What may vary however is how, and with whom, firms establish such ties, with the approach taken clearly dependent on a firm’s own profile, suggests Rogério M Fernandes Ferreira at PLMJ. “We work with several foreign law firms in matters concerning their clients and our own without ever compromising our mutual strict independence to refer matters to the best firm.”

Phenomenal progress has clearly been made by Iberian firms, through alliances and referral arrangements, as well as by establishing their own offices abroad, says José Balañá, managing partner at Lovells. “However, their most relevant source of income remains the Iberian Peninsula as the majority of their partners are based in Spain and Portugal. So their exposure to a particularly negative cycle in the Iberian Peninsula is substantial.”

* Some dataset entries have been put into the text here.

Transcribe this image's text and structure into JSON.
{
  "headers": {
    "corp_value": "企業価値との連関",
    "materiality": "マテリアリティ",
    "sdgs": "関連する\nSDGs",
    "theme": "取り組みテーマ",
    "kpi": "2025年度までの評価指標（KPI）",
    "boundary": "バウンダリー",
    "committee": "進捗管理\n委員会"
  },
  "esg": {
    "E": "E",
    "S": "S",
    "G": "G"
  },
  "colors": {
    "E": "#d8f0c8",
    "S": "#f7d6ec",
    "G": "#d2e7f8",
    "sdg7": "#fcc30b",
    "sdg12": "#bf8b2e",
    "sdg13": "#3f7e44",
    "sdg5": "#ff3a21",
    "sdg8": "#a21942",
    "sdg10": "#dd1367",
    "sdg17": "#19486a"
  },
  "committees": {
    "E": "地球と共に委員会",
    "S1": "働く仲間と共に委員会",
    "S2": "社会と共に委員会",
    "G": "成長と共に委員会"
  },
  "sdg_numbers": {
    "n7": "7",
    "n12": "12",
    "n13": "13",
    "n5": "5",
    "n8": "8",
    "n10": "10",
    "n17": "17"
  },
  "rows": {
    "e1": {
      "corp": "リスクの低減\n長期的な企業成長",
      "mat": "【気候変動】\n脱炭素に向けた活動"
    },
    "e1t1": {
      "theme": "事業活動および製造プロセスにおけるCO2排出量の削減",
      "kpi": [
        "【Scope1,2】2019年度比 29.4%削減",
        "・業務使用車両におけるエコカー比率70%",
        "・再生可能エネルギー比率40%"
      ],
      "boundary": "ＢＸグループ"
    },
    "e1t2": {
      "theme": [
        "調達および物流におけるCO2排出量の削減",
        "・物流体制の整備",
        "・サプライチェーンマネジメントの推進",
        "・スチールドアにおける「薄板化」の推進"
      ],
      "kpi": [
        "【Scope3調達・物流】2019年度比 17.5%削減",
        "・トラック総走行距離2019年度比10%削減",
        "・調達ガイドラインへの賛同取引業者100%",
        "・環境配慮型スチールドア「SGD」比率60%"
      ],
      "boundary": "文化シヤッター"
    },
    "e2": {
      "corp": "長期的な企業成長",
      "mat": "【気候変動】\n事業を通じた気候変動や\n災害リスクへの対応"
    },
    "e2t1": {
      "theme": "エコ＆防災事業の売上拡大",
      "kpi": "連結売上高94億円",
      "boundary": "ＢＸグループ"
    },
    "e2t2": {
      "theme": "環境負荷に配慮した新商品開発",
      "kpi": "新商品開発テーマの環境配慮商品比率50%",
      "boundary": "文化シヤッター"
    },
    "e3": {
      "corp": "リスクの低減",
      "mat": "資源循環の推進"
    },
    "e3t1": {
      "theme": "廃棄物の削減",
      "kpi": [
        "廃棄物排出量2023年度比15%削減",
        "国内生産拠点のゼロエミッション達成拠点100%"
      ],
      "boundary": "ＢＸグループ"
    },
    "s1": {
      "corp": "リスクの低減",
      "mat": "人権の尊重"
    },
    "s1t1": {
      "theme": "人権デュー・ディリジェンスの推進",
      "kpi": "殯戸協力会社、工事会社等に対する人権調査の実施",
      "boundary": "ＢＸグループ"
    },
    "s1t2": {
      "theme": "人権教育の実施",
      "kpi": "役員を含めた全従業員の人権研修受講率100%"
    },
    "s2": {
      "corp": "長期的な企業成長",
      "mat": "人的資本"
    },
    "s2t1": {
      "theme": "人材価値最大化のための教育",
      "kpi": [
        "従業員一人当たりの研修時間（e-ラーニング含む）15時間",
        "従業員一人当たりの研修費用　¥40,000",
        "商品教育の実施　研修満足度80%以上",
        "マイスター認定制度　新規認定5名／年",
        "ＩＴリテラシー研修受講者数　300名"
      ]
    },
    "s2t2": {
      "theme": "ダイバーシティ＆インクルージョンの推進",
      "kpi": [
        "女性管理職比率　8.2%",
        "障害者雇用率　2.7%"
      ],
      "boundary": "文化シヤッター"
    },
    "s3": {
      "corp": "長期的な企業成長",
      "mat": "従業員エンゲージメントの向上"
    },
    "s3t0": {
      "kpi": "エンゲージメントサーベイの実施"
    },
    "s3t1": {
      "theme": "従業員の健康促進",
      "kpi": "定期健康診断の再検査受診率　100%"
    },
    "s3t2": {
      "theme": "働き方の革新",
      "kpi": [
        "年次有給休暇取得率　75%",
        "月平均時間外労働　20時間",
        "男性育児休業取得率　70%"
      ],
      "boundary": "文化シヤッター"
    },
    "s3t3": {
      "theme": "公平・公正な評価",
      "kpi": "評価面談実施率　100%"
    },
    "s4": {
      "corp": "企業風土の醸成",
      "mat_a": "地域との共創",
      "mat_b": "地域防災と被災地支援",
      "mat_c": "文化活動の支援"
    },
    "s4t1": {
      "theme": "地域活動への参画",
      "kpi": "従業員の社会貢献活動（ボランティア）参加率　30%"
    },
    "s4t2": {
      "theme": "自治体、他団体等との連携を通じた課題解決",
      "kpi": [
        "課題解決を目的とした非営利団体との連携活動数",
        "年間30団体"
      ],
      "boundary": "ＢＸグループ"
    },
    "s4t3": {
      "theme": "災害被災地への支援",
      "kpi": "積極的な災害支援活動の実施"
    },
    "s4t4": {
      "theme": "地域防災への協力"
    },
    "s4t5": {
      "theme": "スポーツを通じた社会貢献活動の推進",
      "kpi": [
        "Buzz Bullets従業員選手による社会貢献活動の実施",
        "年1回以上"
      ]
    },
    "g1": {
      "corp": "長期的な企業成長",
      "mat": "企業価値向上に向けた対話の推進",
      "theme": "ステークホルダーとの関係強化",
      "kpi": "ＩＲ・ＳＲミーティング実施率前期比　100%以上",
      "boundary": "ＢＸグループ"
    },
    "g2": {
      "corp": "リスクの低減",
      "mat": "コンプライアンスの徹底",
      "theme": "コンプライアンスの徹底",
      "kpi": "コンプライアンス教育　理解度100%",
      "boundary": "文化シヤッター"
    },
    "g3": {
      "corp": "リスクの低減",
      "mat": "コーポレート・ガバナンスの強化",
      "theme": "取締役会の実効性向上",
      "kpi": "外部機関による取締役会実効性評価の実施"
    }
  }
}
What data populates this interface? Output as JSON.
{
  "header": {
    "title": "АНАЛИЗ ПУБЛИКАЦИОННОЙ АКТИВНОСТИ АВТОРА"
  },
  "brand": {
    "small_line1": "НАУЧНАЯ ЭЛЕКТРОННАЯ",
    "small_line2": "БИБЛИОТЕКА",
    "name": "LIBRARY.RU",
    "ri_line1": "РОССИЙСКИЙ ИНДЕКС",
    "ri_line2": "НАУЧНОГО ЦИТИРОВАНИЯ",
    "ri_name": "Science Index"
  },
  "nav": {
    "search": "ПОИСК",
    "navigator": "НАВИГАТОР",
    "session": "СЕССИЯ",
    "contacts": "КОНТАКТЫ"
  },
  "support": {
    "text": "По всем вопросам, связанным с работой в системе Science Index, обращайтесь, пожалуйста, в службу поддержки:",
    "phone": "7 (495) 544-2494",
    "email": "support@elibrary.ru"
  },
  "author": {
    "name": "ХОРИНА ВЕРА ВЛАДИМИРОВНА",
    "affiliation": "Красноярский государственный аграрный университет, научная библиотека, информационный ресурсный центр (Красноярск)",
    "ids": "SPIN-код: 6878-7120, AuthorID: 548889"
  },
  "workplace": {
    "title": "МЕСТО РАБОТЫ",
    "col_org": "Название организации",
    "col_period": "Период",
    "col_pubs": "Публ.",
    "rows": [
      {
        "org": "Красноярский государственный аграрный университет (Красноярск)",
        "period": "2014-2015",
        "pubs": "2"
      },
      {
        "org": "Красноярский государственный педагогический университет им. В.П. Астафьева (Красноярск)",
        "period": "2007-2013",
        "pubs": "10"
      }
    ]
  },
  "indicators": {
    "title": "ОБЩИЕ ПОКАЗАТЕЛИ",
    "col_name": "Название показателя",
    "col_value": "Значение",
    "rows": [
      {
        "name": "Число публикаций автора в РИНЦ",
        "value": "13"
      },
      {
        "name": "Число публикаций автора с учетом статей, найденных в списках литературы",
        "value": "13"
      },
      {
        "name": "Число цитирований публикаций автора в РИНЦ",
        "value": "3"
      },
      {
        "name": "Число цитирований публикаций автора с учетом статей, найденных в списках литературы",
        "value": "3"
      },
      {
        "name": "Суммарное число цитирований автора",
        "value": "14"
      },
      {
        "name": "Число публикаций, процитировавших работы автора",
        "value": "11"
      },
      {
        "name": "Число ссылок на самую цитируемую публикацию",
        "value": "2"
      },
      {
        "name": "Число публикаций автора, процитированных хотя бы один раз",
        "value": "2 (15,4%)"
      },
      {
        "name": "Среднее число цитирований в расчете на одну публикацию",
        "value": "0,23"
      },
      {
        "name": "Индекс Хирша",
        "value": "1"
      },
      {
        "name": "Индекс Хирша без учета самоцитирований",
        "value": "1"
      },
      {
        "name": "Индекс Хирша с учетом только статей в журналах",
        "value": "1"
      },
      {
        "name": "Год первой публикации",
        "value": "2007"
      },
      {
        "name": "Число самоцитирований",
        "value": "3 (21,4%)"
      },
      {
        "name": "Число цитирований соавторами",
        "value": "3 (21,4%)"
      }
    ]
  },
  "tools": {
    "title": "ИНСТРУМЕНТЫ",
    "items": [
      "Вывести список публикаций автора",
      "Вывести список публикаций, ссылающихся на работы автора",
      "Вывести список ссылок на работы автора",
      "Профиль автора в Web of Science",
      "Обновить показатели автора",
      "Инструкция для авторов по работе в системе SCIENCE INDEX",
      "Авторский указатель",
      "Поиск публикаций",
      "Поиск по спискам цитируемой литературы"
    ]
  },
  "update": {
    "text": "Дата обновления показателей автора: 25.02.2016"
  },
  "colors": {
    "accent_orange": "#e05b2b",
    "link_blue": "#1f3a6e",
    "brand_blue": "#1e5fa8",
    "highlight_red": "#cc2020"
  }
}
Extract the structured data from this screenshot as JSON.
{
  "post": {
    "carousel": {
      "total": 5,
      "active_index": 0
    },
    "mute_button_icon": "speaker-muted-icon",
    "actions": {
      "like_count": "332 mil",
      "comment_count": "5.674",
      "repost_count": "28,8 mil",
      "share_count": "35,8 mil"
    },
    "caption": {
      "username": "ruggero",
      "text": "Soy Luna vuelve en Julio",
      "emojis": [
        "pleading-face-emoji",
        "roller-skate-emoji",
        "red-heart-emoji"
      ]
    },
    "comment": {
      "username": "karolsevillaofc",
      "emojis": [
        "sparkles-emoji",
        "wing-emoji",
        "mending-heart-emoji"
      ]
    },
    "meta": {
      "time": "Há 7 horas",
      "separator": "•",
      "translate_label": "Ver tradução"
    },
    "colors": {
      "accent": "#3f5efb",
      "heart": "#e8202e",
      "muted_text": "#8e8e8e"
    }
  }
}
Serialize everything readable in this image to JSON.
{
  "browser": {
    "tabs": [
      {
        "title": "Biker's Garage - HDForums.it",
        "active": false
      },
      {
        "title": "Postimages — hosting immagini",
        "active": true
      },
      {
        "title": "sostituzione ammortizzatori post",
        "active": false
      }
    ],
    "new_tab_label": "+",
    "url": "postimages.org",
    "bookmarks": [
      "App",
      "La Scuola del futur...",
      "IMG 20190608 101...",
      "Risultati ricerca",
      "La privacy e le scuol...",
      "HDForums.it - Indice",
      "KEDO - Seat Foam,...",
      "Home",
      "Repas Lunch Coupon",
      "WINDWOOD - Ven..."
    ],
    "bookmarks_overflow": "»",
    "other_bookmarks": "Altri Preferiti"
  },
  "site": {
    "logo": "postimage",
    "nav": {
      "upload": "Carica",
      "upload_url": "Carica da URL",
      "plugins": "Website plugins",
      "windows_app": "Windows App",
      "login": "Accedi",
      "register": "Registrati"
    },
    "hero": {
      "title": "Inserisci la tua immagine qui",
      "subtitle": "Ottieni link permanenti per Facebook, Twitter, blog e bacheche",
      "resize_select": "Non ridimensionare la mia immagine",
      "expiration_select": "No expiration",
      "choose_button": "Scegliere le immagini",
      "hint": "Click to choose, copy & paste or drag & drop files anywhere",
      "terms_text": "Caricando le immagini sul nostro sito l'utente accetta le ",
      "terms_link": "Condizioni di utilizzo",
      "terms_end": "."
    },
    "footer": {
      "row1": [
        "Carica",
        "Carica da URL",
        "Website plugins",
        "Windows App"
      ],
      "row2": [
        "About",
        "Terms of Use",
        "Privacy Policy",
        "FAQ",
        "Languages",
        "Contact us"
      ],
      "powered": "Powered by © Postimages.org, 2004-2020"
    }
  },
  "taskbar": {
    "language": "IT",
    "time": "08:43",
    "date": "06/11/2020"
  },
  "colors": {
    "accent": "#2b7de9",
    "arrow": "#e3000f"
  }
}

While “ties” alone may not be enough to correct such an inbalance, firms should clearly be looking to build closer relationships beyond the Peninsula, believes Charles Coward at Uría Menéndez. “Certainly investing in these relationships now will not be of help in the current crisis but will certainly help the next time the domestic climate turns bad.”

Opinions vary however as to how firms can best establish and strengthen such relationships. The key, suggest many, is to get physically closer to the sources of work – through international networking, conferences and other client-focused events.

BSG – Antas de Cunha Ferreira & Associados is among those firms placing increased emphasis on membership of referral networks (Bomchil Group and Euro American Lawyers´ Group), explains partner Nuno Telleira, but which is now also undertaking lawyer exchanges with firms in the countries in which it sees growing demand.

“We have planned and are now executing a low profile strategy to create an efficient platform with law offices in Angola and Mozambique together with law firms representing foreign clients who are also investing in those countries,” echoes César Bessa Monteiro at ABBC in Lisbon.

Such a measured approach is also preferred by PLMJ, which has this past month announced new national joint ventures in Guimarães, Coimbra and the Azores, and is looking to establish similar arrangements in Madeira and Cape Verde, and has established an “Eastern Europe” international desk. “We are a law firm with a global outlook stepping up to become an international firm,” says Nuno Brito.

Other smaller firms are placing specific emphasis on individual practice or business sector lines. “For us, expanding now means enhancing the number of international contacts with individual firms each focusing on different segments of the Portuguese market – infrastructure and public contracts, project finance, banking and finance, M&A, corporate and litigation,” explains Joao de Macedo Vitorino at Macedo Vitorino & Associados.

Among the global firms present across Iberia, the international emphasis say many is towards reinforcing those practices and offices with the greatest continuing client demand, and to target emerging markets. “We are constantly analysing opportunities to open or strengthen offices where we are not present or need to grow. Currently the focus is in the Middle East and India,” says José Balañá at Lovells.

Bird & Bird has likewise consolidated its Scandinavian practice, says Javier Fernández-Samaniego of Bird & Bird, and announced plans for a third Chinese office and begun expanding into Central and Eastern Europe.

For Uría Menéndez there is however a clear common driver behind all three arms to its international emphasis, says Charles Coward: best friends arrangements, membership of the Lex Mundi global network, and the ties established by individual partners.

“Obviously, developing these relationships is a daunting task involving investment in initiatives such as joint training and the development of best practice and protocols for providing seamless service. These are the same type of things that global firms have to work on but we have to work harder because, while it may be more challenging, it preserves something very valuable to all of us, our independence and our sense of ownership.”